Scientists Clarify Mechanisms of Nectar Production and Secretion

Evolution is based on diversity, and sexual reproduction is key to creating a diverse population that secures competitiveness in nature. Plants had to solve a problem: they needed to find ways to spread their genetic material. Flying pollinators—insects, birds, and bats—were nature's solution. Charles Darwin's "abominable mystery" highlighted the coincidence of flowering plant and insect diversification about 120 million years ago and ascribed it to the coordinated specialization of flowers and insects in the context of insects serving as pollen carriers. To make sure the flying pollinators would come to the flowers to pick up pollen, plants evolved special organs called nectaries to attract and reward the animals. These nectaries are secretory organs that produce perfumes and sugary rewards. Yet despite the obvious importance of nectar, the process by which plants manufacture and secrete it has largely remained a mystery. New research from a team led by the Carnegie Institute of Science’s (Washinton, D.C.) Dr. Wolf Frommer, director of the Plant Biology Department, in collaboration with the Carter lab in Minnesota and the Baldwin lab in Jena, Germany, has now identified key components of the sugar synthesis and secretion mechanisms. Their work also suggests that the components were recruited for this purpose early during the evolution of flowering plants.

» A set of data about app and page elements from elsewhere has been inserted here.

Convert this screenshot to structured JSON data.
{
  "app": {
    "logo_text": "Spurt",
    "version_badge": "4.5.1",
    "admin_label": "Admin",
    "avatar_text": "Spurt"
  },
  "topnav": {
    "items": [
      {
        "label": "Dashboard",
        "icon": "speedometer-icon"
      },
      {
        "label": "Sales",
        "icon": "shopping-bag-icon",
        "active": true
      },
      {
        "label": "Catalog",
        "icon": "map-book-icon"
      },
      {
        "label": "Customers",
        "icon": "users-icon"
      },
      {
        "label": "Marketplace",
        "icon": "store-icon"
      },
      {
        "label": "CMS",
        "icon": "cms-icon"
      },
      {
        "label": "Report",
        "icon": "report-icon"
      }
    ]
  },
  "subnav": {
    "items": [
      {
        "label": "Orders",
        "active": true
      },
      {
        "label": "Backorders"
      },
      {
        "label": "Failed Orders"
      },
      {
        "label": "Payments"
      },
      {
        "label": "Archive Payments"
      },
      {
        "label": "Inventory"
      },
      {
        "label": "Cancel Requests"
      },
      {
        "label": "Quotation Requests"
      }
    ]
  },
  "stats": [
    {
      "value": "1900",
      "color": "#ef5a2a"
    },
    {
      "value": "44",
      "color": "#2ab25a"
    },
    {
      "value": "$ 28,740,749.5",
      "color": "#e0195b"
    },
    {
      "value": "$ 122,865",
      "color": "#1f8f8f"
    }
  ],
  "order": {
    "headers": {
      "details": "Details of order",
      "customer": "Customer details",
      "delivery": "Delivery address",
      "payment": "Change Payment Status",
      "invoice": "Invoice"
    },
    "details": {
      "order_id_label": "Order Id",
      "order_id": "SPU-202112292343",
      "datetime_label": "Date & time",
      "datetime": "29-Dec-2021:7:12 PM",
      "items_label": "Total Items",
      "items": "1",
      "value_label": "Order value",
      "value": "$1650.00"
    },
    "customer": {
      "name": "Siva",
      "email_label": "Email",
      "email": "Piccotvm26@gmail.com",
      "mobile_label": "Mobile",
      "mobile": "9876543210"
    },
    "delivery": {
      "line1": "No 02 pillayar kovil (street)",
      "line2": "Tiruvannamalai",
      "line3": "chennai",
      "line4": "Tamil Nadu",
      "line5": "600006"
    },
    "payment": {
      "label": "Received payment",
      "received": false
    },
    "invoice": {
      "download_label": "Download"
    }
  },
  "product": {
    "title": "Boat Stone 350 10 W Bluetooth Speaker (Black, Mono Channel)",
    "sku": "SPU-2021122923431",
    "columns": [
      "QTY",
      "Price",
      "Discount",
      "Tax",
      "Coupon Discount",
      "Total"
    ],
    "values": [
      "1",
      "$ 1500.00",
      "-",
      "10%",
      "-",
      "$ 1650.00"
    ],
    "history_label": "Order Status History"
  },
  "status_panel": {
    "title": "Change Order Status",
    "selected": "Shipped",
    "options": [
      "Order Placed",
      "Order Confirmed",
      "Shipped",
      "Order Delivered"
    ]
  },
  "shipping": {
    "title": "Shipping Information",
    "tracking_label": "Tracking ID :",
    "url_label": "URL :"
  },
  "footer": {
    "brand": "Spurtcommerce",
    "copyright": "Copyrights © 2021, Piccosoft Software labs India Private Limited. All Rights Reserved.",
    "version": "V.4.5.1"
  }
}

Their work was published online on March 16, 2014 in Nature. The team used advanced techniques to search for transporters that could be involved in sugar transport and were present in nectaries. They identified the transport protein SWEET9 as a key player in three diverse flowering plant species and demonstrated that it is essential for nectar production.

MicroRNAs Target Transposons in Plant Reproductive Cells, Protecting Against Genome Damage

Reproductive cells, such as an egg and sperm, join to form stem cells that can mature into any tissue type. But how do reproductive cells arise? We humans are born with all of the reproductive cells that we will ever produce. But in plants things are very different. They first generate mature, adult cells and only later "reprogram" some of them to produce eggs and sperm. For a plant to create reproductive cells, it must first erase a key code, a series of tags attached to DNA across the genome known as epigenetic marks. These marks distinguish active and inactive genes. But the marks serve another critical role. They keep a host of damaging transposons, or "jumping genes," inactive. As the cell wipes away the epigenetic code, it activates transposons, placing the newly formed reproductive cell in great danger of sustaining genetic damage. On March 16, 2014, researchers at Cold Spring Harbor Laboratory (CSHL) in New York led by Professor and HHMI Investigator Dr. Robert Martienssen announce the discovery of a pathway that helps to keep transposons inactive even when the epigenetic code is erased. "Jumping genes" were first identified more than 50 years ago at CSHL by Nobel-prize-winning researcher Dr. Barbara McClintock. Subsequent study revealed that jumping genes (or transposable elements) are long, repetitive stretches of DNA. They resemble remnants of ancient viruses that have inserted themselves into their host DNA. When active, transposons copy themselves and jump around in the genome. They can insert themselves right in the middle of genes, thus interrupting them. Scientists have found that more than 50% of the human genome is made up of transposons. Remarkably, in plants, up to 90% of the genome is composed of these repetitive sequences.